The latest jobs report is out — and the NYTimes can’t whitewash the truth. It’s “far worse” than expected. The unemployment rate is stuck at 9.6 percent.
The economy shed 95,000 nonfarm jobs in September, the Labor Department reported Friday, with most of the decline the result of the layoffs by local governments and of temporary decennial Census workers.
The steep drop was far worse than economists had been predicting. Most estimates were for a loss of only a few thousand jobs.
“September’s U.S. payroll report adds to the evidence that the recovery is losing what little forward momentum it had,” said Paul Ashworth, senior United States economist at Capital Economics.
The recovery that officially began in June 2009 has slowed considerably in recent months, raising concerns about the long slog the country will have to endure to dig itself out of the deepest downturn since the Great Depression. Private payrolls have been growing throughout 2009 but at a rate too sluggish to make much of a dent in unemployment. The outlook for the rest of the year is equally discouraging, economists say.
“We’re looking for companies to get more confident in the pace of recovery and start to hire around 150,000 jobs a month, which is what we need just to keep the unemployment rate flat,” said John Ryding, chief economist at RDQ Economics. “But I just don’t see that happening between now and the end of the year.”
While total government jobs fell by 159,000, private sector companies added 64,000 jobs last month. The unemployment rate, which measures the percentage of workers who are actively looking for but unable to find jobs, stayed flat at 9.6 percent.
The die is cast, and it’s grim news for the Democrats. There’s nothing now that Congress or President Barack Obama can do to before the November midterm elections to jolt the nation’s stagnant economy.
Friday’s government report — the last major economic news before the midterm elections — showed the nation continued to lose jobs last month, reinforcing the bleak reality that it probably will be years — not months — before employment returns to pre-recession levels below 6 percent.
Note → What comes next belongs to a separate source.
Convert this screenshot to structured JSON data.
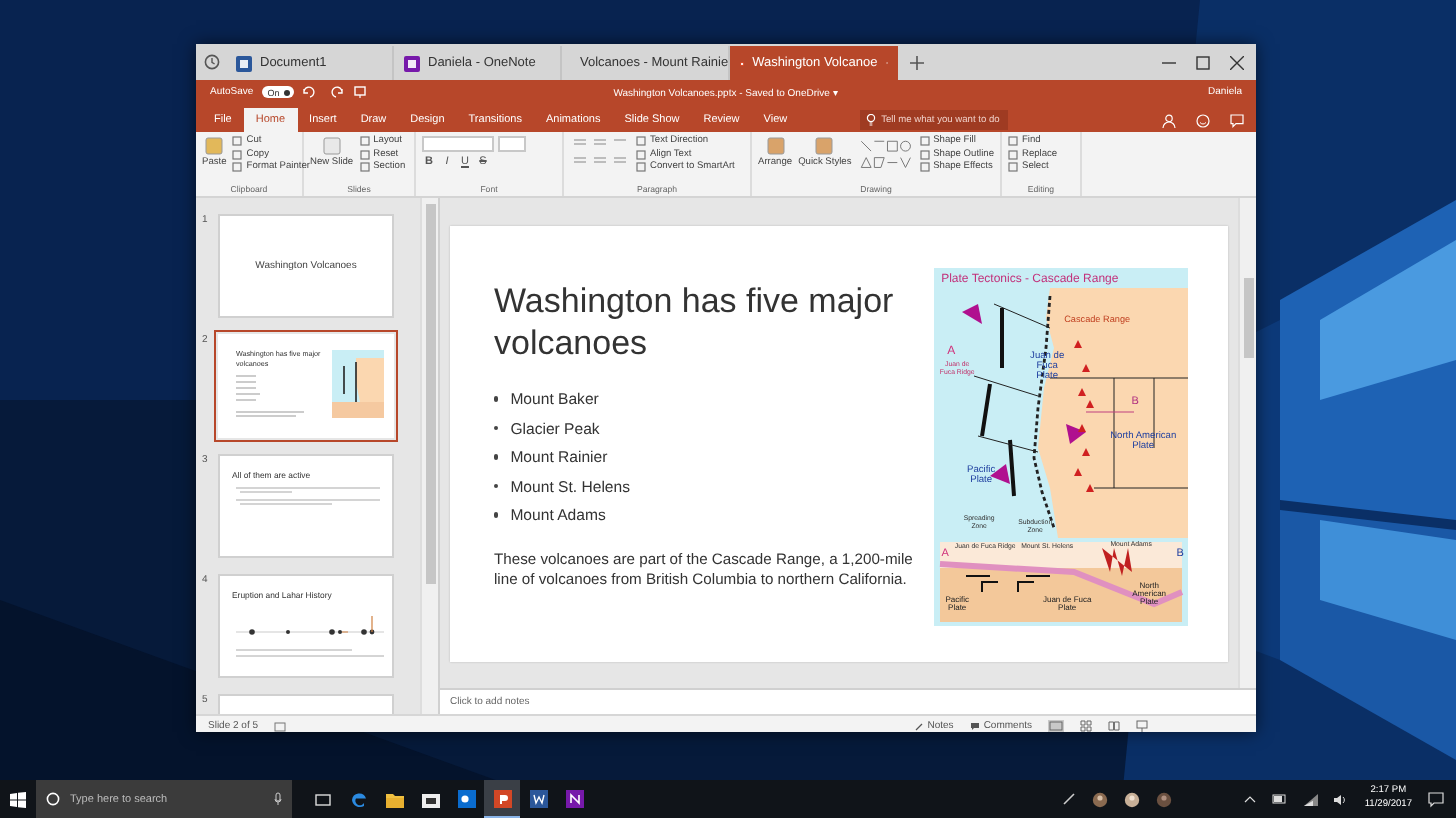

That tightens the pressure on Democrats ahead of the Nov. 2 elections. And it also casts a dark shadow well into the 2012 election season and beyond.
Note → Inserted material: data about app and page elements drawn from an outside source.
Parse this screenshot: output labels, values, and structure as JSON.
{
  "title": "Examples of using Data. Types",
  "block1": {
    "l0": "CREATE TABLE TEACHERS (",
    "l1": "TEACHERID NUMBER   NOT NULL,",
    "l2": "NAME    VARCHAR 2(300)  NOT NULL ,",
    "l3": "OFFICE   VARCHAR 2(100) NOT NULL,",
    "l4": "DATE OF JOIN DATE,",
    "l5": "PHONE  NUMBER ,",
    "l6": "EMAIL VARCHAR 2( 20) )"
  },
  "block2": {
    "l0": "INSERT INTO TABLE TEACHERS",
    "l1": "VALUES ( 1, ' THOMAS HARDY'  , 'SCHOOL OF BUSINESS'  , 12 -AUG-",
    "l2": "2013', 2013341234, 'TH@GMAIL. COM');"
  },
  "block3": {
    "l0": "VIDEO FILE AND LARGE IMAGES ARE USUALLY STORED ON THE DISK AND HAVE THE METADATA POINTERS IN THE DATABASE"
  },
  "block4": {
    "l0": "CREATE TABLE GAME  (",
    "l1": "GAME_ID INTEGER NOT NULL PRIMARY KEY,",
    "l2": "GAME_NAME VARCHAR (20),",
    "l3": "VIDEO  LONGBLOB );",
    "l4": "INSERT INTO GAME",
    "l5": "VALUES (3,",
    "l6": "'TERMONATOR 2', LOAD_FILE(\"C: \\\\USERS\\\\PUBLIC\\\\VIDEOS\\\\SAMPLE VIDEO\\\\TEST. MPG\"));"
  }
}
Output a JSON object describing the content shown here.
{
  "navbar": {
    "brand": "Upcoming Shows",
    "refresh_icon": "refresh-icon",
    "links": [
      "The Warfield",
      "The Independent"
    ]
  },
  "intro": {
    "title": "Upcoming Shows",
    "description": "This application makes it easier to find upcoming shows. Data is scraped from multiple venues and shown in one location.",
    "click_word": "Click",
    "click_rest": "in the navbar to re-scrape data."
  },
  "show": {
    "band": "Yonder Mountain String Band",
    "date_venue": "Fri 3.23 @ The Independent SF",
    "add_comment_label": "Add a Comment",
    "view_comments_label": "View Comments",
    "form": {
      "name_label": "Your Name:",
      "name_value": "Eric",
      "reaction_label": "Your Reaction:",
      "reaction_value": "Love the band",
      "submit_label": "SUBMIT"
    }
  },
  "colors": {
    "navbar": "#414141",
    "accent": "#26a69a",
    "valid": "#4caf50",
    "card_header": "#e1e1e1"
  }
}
BLAME BUSH in 3, 2, 1…
Democrats, who now control the White House and both chambers of Congress, are sticking with a positive line: The economy is moving too slowly for anybody’s comfort, but Obama and his congressional Democratic allies have laid the groundwork for future prosperity. They are blaming the downturn on the policies of Republican George W. Bush’s eight-year presidency.
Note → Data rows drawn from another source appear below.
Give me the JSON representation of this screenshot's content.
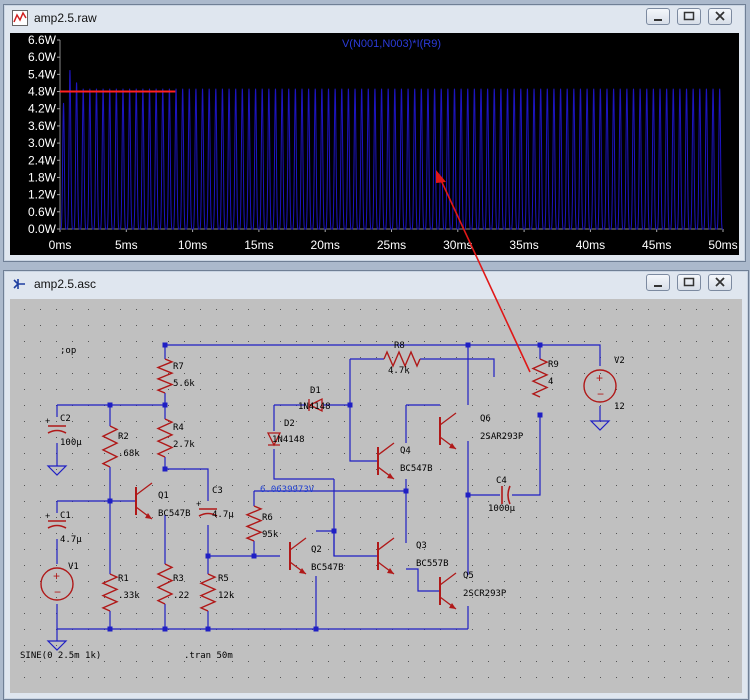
{
  "plot_window": {
    "title": "amp2.5.raw",
    "trace_label": "V(N001,N003)*I(R9)",
    "colors": {
      "background": "#000000",
      "trace": "#1d14c0",
      "axis_text": "#ffffff",
      "cursor": "#ff2020",
      "label": "#2b3bd9"
    }
  },
  "chart_data": {
    "type": "line",
    "xlabel": "",
    "ylabel": "",
    "xlim": [
      0,
      50
    ],
    "ylim": [
      0,
      6.6
    ],
    "x_ticks": [
      "0ms",
      "5ms",
      "10ms",
      "15ms",
      "20ms",
      "25ms",
      "30ms",
      "35ms",
      "40ms",
      "45ms",
      "50ms"
    ],
    "y_ticks": [
      "0.0W",
      "0.6W",
      "1.2W",
      "1.8W",
      "2.4W",
      "3.0W",
      "3.6W",
      "4.2W",
      "4.8W",
      "5.4W",
      "6.0W",
      "6.6W"
    ],
    "series": [
      {
        "name": "V(N001,N003)*I(R9)",
        "frequency_khz": 2,
        "peak_w": 4.9,
        "initial_peak_w": 6.2,
        "trough_w": 0.0,
        "unit": "W"
      }
    ],
    "cursor_marker": {
      "y": 4.8,
      "x_from": 0,
      "x_to": 8.7
    },
    "grid": false,
    "legend": "none"
  },
  "schematic_window": {
    "title": "amp2.5.asc",
    "directives": {
      "op": ";op",
      "source": "SINE(0 2.5m 1k)",
      "tran": ".tran 50m"
    },
    "node_voltage": "6.0639973V",
    "components": [
      {
        "ref": "R7",
        "value": "5.6k"
      },
      {
        "ref": "R4",
        "value": "2.7k"
      },
      {
        "ref": "R2",
        "value": ".68k"
      },
      {
        "ref": "C2",
        "value": "100µ"
      },
      {
        "ref": "Q1",
        "value": "BC547B"
      },
      {
        "ref": "C3",
        "value": "4.7µ"
      },
      {
        "ref": "C1",
        "value": "4.7µ"
      },
      {
        "ref": "V1",
        "value": ""
      },
      {
        "ref": "R1",
        "value": ".33k"
      },
      {
        "ref": "R3",
        "value": ".22"
      },
      {
        "ref": "R5",
        "value": "12k"
      },
      {
        "ref": "R6",
        "value": "95k"
      },
      {
        "ref": "Q2",
        "value": "BC547B"
      },
      {
        "ref": "D1",
        "value": "1N4148"
      },
      {
        "ref": "D2",
        "value": "1N4148"
      },
      {
        "ref": "R8",
        "value": "4.7k"
      },
      {
        "ref": "Q4",
        "value": "BC547B"
      },
      {
        "ref": "Q3",
        "value": "BC557B"
      },
      {
        "ref": "Q6",
        "value": "2SAR293P"
      },
      {
        "ref": "Q5",
        "value": "2SCR293P"
      },
      {
        "ref": "C4",
        "value": "1000µ"
      },
      {
        "ref": "R9",
        "value": "4"
      },
      {
        "ref": "V2",
        "value": "12"
      }
    ],
    "colors": {
      "background": "#c0c0c0",
      "wire": "#1f1fc4",
      "component": "#b01818",
      "text": "#000000",
      "dot": "#555555",
      "node_voltage": "#2040d0"
    }
  },
  "window_controls": {
    "minimize": "minimize-icon",
    "maximize": "maximize-icon",
    "close": "close-icon"
  }
}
Un-fun fact: “Unemployment has now topped 9.5 percent for 14 months in a row, the longest stretch since the Great Depression of the 1930s.”
The Job-Killing Grim Reaper reigns.
Update: 11:47am Eastern. Obama addressing jobs report, stresses private sector jobs added and bashes Republicans.
But via Ed Morrissey at Hot Air:
There was further bad news in the expansion of underemployed and chronically unemployed. The underemployed grew by 612,000 in September, and is now at 9.5 million people. The chronically unemployed went to 2.5 million, up 300,000 from a year ago. Among the latter group were 1.2 million discouraged workers, up over 500,000 from a year ago.
The winners in job additions were health care, food services and drinking places, employment services, and a slight bump in mining. Manufacturing stayed flat, which may be the best possible outcome, considering the setbacks to manufacturing during “Recovery Summer.” Construction lost 21,000 jobs.
Yesterday, Gallup warned that serious job losses occurred in the final two weeks of the month, and that the BLS data would likely miss it in this report. If true (ADP also saw private-sector losses), then next month’s report will look significantly worse.